Without the pictures, write the listing below out again, line for line.

---*---

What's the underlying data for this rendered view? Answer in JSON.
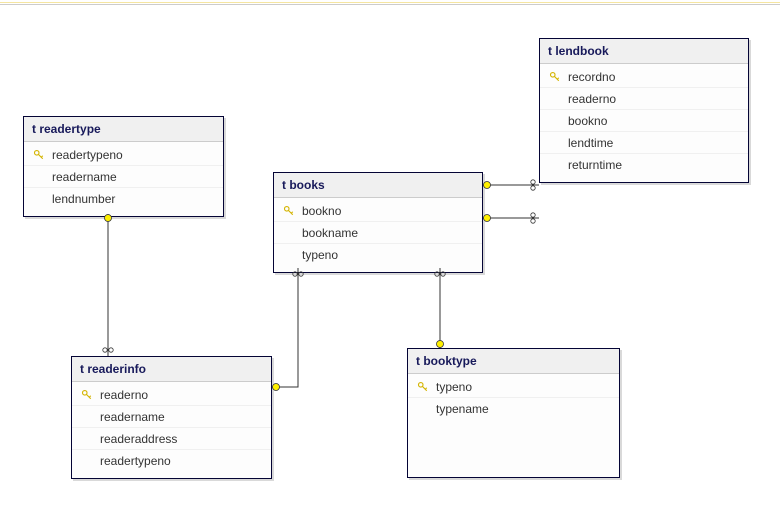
{
  "tables": {
    "readertype": {
      "title": "t readertype",
      "cols": [
        {
          "name": "readertypeno",
          "pk": true
        },
        {
          "name": "readername",
          "pk": false
        },
        {
          "name": "lendnumber",
          "pk": false
        }
      ]
    },
    "books": {
      "title": "t books",
      "cols": [
        {
          "name": "bookno",
          "pk": true
        },
        {
          "name": "bookname",
          "pk": false
        },
        {
          "name": "typeno",
          "pk": false
        }
      ]
    },
    "lendbook": {
      "title": "t lendbook",
      "cols": [
        {
          "name": "recordno",
          "pk": true
        },
        {
          "name": "readerno",
          "pk": false
        },
        {
          "name": "bookno",
          "pk": false
        },
        {
          "name": "lendtime",
          "pk": false
        },
        {
          "name": "returntime",
          "pk": false
        }
      ]
    },
    "readerinfo": {
      "title": "t readerinfo",
      "cols": [
        {
          "name": "readerno",
          "pk": true
        },
        {
          "name": "readername",
          "pk": false
        },
        {
          "name": "readeraddress",
          "pk": false
        },
        {
          "name": "readertypeno",
          "pk": false
        }
      ]
    },
    "booktype": {
      "title": "t booktype",
      "cols": [
        {
          "name": "typeno",
          "pk": true
        },
        {
          "name": "typename",
          "pk": false
        }
      ]
    }
  },
  "chart_data": {
    "type": "er-diagram",
    "entities": [
      {
        "name": "t readertype",
        "pk": [
          "readertypeno"
        ],
        "attrs": [
          "readertypeno",
          "readername",
          "lendnumber"
        ]
      },
      {
        "name": "t books",
        "pk": [
          "bookno"
        ],
        "attrs": [
          "bookno",
          "bookname",
          "typeno"
        ]
      },
      {
        "name": "t lendbook",
        "pk": [
          "recordno"
        ],
        "attrs": [
          "recordno",
          "readerno",
          "bookno",
          "lendtime",
          "returntime"
        ]
      },
      {
        "name": "t readerinfo",
        "pk": [
          "readerno"
        ],
        "attrs": [
          "readerno",
          "readername",
          "readeraddress",
          "readertypeno"
        ]
      },
      {
        "name": "t booktype",
        "pk": [
          "typeno"
        ],
        "attrs": [
          "typeno",
          "typename"
        ]
      }
    ],
    "relationships": [
      {
        "from": "t readerinfo.readertypeno",
        "to": "t readertype.readertypeno"
      },
      {
        "from": "t books.typeno",
        "to": "t booktype.typeno"
      },
      {
        "from": "t lendbook.bookno",
        "to": "t books.bookno"
      },
      {
        "from": "t lendbook.readerno",
        "to": "t readerinfo.readerno"
      }
    ]
  }
}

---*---

▸ **Answer to the exercise**:
What's the underlying data for this rendered view? Answer in JSON.
{
  "tables": {
    "readertype": {
      "title": "t readertype",
      "cols": [
        {
          "name": "readertypeno",
          "pk": true
        },
        {
          "name": "readername",
          "pk": false
        },
        {
          "name": "lendnumber",
          "pk": false
        }
      ]
    },
    "books": {
      "title": "t books",
      "cols": [
        {
          "name": "bookno",
          "pk": true
        },
        {
          "name": "bookname",
          "pk": false
        },
        {
          "name": "typeno",
          "pk": false
        }
      ]
    },
    "lendbook": {
      "title": "t lendbook",
      "cols": [
        {
          "name": "recordno",
          "pk": true
        },
        {
          "name": "readerno",
          "pk": false
        },
        {
          "name": "bookno",
          "pk": false
        },
        {
          "name": "lendtime",
          "pk": false
        },
        {
          "name": "returntime",
          "pk": false
        }
      ]
    },
    "readerinfo": {
      "title": "t readerinfo",
      "cols": [
        {
          "name": "readerno",
          "pk": true
        },
        {
          "name": "readername",
          "pk": false
        },
        {
          "name": "readeraddress",
          "pk": false
        },
        {
          "name": "readertypeno",
          "pk": false
        }
      ]
    },
    "booktype": {
      "title": "t booktype",
      "cols": [
        {
          "name": "typeno",
          "pk": true
        },
        {
          "name": "typename",
          "pk": false
        }
      ]
    }
  },
  "chart_data": {
    "type": "er-diagram",
    "entities": [
      {
        "name": "t readertype",
        "pk": [
          "readertypeno"
        ],
        "attrs": [
          "readertypeno",
          "readername",
          "lendnumber"
        ]
      },
      {
        "name": "t books",
        "pk": [
          "bookno"
        ],
        "attrs": [
          "bookno",
          "bookname",
          "typeno"
        ]
      },
      {
        "name": "t lendbook",
        "pk": [
          "recordno"
        ],
        "attrs": [
          "recordno",
          "readerno",
          "bookno",
          "lendtime",
          "returntime"
        ]
      },
      {
        "name": "t readerinfo",
        "pk": [
          "readerno"
        ],
        "attrs": [
          "readerno",
          "readername",
          "readeraddress",
          "readertypeno"
        ]
      },
      {
        "name": "t booktype",
        "pk": [
          "typeno"
        ],
        "attrs": [
          "typeno",
          "typename"
        ]
      }
    ],
    "relationships": [
      {
        "from": "t readerinfo.readertypeno",
        "to": "t readertype.readertypeno"
      },
      {
        "from": "t books.typeno",
        "to": "t booktype.typeno"
      },
      {
        "from": "t lendbook.bookno",
        "to": "t books.bookno"
      },
      {
        "from": "t lendbook.readerno",
        "to": "t readerinfo.readerno"
      }
    ]
  }
}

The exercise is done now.